I have just completed my first year as a program officer at a community foundation. Being a new Foundation staff member is really uncharted territory. There isn’t a handbook that tells you how to be an effective program officer and everyone seems to approach his or her position from a different perspective. I’ve made it my personal mission to try to demystify the foundation field for new foundation staff, prospective foundation staff, grant seekers, and most importantly for myself. In that vein, I have developed 6 pieces of advice for those new to the field that I hope makes your entrance into the foundation field a little less hazy.
- Don’t believe the hype- Positions at foundations are few and far between. There was probably a very talented applicant pool for your position and you must be very intelligent and knowledgeable about the nonprofit sector since you were chosen for your position. With that said I can pretty much guarantee that you are not as smart, funny, or as handsome (or pretty) as nonprofit and foundation staff alike may have you believe. Your program ideas are not suddenly brilliant, you are just sharing these ideas with a captive audience. False flattery is an unfortunate by-product of being in a position where you can make decisions about large amounts of money. You can handle this newfound access to wealth with grace and wisdom or you can act like a lottery winner. Please choose wisely.
- Treat grantees with the respect and reverence that they deserve- You get to spend your days with grantees and possible grantees that are the best and brightest of the nonprofit sector. They would make a lot more money if they used their immense talents working in the for profit sector but they are so passionate about the mission of their organizations that they choose to work for. Count yourself among the lucky few that get to spend most of your workday with passionate, idealistic people.
- Expand your professional network- The best ideas come from having a diverse professional network of people that have different opinions and experiences than you do. Join an affinity group of a different racial group, program area, or geographic interest to learn new approaches to issues that you face in your position.
- Get some support- This may be a circle of friends that you can bounce ideas off of, an affinity group like Emerging Practitioners in Philanthropy, which is designed to provide support and guidance to people new to the field of philanthropy, or a kickball team, where you can burn off some of the stress of your position. Figure out what kind of support would work the best for you and seek it out. If you can’t find that network of support, create your own.
- Never stop learning- The nonprofits that you interact with depend on your access to best practices in the field to improve their own work. Thoroughly read the reports from previous grantees. Are there lessons learned that might be applicable to other organizations that you are working with? Then share that information, within the limits of confidentiality. Scrupulously read about areas that your foundation makes grants in. Read about cities or states with similar demographics as your foundation’s geographic area. Are there any best practices from other locations that might be useful for the work that your foundation or grantees are doing?

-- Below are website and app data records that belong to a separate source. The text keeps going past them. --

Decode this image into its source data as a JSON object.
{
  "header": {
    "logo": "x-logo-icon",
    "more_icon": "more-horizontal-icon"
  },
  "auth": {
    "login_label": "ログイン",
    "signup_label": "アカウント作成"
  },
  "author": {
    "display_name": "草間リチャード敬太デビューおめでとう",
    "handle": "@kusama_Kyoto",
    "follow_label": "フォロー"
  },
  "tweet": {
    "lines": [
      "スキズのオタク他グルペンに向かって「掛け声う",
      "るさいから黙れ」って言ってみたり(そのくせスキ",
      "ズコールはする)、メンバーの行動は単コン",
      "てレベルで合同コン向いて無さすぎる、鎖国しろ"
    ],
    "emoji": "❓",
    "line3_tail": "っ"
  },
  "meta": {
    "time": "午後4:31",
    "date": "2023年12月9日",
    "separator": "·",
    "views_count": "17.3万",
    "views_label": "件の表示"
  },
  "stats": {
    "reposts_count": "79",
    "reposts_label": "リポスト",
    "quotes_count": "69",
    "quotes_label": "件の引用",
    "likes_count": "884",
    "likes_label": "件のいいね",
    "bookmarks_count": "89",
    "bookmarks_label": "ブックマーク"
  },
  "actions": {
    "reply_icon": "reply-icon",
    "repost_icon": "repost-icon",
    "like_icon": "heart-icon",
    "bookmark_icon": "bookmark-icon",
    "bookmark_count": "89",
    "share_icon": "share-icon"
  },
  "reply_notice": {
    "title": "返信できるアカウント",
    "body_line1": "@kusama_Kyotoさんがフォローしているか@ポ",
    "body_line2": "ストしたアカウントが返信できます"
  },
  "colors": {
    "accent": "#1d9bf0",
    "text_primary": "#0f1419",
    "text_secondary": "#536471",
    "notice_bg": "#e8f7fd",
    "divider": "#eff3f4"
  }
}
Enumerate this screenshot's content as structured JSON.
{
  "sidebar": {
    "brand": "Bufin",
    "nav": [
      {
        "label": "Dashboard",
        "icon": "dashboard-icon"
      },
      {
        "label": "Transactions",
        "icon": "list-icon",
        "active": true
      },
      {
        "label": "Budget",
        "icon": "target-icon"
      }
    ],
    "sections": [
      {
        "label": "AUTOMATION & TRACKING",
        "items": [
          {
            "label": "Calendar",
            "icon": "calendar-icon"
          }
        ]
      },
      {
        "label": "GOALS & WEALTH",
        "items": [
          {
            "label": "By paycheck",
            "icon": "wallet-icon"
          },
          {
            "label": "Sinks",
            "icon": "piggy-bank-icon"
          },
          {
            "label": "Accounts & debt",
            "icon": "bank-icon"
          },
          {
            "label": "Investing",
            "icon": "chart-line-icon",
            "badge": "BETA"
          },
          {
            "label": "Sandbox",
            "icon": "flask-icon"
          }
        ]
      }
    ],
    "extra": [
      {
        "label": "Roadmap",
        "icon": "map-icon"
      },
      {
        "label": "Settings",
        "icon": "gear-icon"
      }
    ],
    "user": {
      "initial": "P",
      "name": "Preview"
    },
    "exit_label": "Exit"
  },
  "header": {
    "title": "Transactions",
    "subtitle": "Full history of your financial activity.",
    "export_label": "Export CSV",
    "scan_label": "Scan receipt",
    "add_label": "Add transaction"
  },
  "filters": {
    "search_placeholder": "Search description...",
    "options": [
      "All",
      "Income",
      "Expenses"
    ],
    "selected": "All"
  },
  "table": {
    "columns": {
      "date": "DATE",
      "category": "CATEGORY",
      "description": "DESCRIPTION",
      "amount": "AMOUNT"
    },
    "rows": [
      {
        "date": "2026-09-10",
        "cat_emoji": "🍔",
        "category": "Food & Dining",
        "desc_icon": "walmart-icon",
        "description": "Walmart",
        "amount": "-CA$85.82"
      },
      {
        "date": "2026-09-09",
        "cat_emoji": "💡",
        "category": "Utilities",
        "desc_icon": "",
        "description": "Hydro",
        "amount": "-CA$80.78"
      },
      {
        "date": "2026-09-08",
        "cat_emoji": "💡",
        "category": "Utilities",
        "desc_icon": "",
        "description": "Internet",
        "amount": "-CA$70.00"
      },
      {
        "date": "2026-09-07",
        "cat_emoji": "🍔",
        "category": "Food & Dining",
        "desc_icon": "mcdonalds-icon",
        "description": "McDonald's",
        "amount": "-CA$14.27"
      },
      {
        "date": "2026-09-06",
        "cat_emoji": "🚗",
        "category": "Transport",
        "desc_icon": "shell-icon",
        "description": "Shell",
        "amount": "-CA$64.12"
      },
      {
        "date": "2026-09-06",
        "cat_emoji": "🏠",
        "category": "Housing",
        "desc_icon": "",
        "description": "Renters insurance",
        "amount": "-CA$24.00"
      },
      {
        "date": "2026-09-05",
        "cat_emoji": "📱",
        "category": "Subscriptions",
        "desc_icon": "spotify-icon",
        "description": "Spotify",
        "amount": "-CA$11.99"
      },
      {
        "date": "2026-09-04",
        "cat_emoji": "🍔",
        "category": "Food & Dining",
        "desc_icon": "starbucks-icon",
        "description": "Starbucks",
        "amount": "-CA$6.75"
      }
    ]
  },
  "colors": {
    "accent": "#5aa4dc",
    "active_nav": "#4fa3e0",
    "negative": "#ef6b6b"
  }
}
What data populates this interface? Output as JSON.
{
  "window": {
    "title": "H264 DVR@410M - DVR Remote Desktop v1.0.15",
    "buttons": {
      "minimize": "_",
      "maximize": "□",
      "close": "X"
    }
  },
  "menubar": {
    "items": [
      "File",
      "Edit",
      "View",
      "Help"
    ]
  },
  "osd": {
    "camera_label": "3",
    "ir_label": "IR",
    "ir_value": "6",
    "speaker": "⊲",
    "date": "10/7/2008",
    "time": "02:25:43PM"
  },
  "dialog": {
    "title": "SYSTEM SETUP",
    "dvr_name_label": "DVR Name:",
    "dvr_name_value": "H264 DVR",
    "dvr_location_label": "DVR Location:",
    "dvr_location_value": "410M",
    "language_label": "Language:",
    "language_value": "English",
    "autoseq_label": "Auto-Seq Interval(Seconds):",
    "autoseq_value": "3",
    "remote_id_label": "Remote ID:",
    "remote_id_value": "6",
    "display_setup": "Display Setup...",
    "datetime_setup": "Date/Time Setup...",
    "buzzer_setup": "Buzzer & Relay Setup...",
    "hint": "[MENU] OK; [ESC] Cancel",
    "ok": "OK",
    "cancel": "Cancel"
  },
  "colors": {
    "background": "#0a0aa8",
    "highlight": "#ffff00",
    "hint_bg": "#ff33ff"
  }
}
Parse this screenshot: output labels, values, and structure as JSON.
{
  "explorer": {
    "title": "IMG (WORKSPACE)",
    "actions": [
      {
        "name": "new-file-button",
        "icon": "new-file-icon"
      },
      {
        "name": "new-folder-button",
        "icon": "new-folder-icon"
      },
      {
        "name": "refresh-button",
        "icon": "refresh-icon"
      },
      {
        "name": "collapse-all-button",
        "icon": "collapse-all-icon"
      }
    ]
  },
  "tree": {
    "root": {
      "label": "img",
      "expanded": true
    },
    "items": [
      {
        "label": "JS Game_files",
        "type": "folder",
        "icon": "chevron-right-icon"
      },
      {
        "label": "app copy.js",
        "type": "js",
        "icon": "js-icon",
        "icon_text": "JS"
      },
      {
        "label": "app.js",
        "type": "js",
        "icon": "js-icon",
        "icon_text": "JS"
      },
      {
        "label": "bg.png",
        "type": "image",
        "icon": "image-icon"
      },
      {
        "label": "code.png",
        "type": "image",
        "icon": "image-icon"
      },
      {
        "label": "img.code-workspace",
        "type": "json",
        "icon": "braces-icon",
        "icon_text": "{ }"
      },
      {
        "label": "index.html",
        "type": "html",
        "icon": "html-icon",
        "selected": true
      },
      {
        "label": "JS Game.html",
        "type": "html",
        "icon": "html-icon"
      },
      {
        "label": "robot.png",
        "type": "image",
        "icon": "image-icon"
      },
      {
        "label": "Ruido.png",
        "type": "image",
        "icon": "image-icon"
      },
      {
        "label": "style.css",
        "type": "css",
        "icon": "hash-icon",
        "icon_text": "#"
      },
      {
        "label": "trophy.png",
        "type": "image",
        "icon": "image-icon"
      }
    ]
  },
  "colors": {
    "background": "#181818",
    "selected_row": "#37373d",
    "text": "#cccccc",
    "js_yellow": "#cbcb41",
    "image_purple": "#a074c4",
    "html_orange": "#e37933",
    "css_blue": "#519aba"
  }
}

- Extend your hand to those that are interested in the field- When you were thinking about entering the field of philanthropy you either had a wonderful mentor that guided you through the process or you wish that you had. Be that mentor to someone else. There are many students and professionals that just need a few minutes of your time to figure out if the foundation field is a good fit for them. Be open to informational interviews, speaking at sessions about the work of program officers, or being a mentor informally or through a program at your alma mater. You may have also noticed that since you have entered the field you now know about position opening that you never would have heard about when you weren’t in the field. Share those opportunities with your network of people that are interested in starting a career in philanthropy.
Now it’s your turn. What advice would you give to new foundation staff?